"So, I figured I beat the price. Like, my best friend, Jerome Lubeno, who I was trying to save when I stepped on the mortar, he's at Wall 22 West, Line 47 in the Vietnam Memorial in Washington. That's all that's left of him. I got a break."
At Valley Forge Hospital, to which he was evacuated, Bob quickly demonstrated that the essential parts of Bob Wieland had been saved intact--the heart, lungs, the mind, the spirit. "Hey, I still got my hair, even," he said.
What he didn't have was legs.
"The Army fitted me with prosthesis, artificial legs but they were too slow. I had places to go and people to see and things to do. I couldn't wait for my legs to catch up."
The Army thought he needed psychiatry. "I went in and talked to the psychiatrist 30 to 35 minutes. But I finally got him straightened out," offers Bob.
He was more interested in the therapy program. "Most of the vets grumbled and said, 'Therapy?

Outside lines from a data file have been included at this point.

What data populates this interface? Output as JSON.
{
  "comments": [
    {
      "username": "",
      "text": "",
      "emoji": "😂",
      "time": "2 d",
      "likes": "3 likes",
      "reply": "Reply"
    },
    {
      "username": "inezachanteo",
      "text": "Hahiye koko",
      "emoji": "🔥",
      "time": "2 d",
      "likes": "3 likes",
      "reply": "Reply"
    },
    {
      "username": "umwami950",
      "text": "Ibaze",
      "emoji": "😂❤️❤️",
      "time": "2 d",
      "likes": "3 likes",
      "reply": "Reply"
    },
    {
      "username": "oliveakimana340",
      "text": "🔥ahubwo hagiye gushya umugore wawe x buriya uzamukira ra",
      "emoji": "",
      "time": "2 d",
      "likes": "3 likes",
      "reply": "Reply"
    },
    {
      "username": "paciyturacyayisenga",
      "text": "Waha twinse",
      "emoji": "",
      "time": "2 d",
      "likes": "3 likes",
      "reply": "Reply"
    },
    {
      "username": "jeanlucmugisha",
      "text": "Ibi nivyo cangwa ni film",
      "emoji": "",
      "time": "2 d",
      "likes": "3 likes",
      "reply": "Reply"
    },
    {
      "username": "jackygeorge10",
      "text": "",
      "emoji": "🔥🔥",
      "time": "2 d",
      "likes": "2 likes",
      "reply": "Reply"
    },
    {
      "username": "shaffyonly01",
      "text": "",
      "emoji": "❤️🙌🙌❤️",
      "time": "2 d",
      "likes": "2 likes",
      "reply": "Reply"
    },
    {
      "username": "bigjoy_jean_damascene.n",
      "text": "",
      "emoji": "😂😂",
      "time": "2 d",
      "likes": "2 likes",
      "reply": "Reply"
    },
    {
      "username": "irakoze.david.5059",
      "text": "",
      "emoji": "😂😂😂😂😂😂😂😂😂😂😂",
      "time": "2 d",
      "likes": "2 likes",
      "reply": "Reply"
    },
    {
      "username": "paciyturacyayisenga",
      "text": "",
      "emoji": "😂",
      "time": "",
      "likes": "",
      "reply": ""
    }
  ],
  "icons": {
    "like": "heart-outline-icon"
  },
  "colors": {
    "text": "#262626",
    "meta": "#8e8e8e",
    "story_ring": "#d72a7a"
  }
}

Naw!' But not me. I said 'Wow! I might break a world record!' That's when they sent me to the psychiatrist."
The remarkable thing is that, eight years later, at a power weightlifting competition in Santa Monica, Bob Wieland did break a world record. Competing as a bantamweight, 122 pounds, he bench-pressed 303 pounds, breaking the record of 290.
Don't look for it in the record books. "The AAU brought out a rule. They said the record didn't count because I was--get this!-- not wearing shoes! I says, 'How can I wear shoes? I'm not wearing feet!' "
Anyone can run a marathon on legs. Anyone can cross the country in an airplane.
Bob Wieland does those things on his hands. He went from coast to coast on his hands in 3 years 8 months 6 days. He "ran" the New York Marathon this month in 98 hours 37 minutes 17 seconds.
He propels himself in a curious leapfrog motion that sometimes impels passing motorists to think some creature from another planet has landed on our highways. "They think I'm E.T. wearing a cowboy hat," he says, laughing.
In New York, he scuttled through the streets for 40 straight hours before stopping for a nap and was still on the course two days after the race had finished.
"The police were taking down the barriers and the water stands and here comes this thing swinging down the street yelling, 'The race isn't over!' All those people in the high-rises are leaning out the windows and yelling, 'God bless you!' and, 'Go for it!' "
The director of the race, Fred Lebow, replaced the finish-line clock and the tape when he heard Contestant No. C783 was swinging down Fifth Avenue, two miles from the finish, three days after the start.
Doing handstands for 26 miles 385 yards is child's play after doing them for 2,500 miles, the distance from the Pacific Ocean to the Vietnam Memorial. So, Bob hopes to be given an even bigger head start in the Los Angeles Marathon next March 1. If the city agrees, he'll be permitted to start two days ahead of the field.
"If they can't do that, I have an alternative suggestion," Bob Wieland says. "Let the rest of the field run it on their hands, too!"
Long-distance running is known for increasing the vital capacity, the size and function of the heart and lungs. And it has become a cliche to say of a brave person fighting huge odds that he is all heart. Bob Wieland may be the first person of whom it is literally true. Either way you want to take it.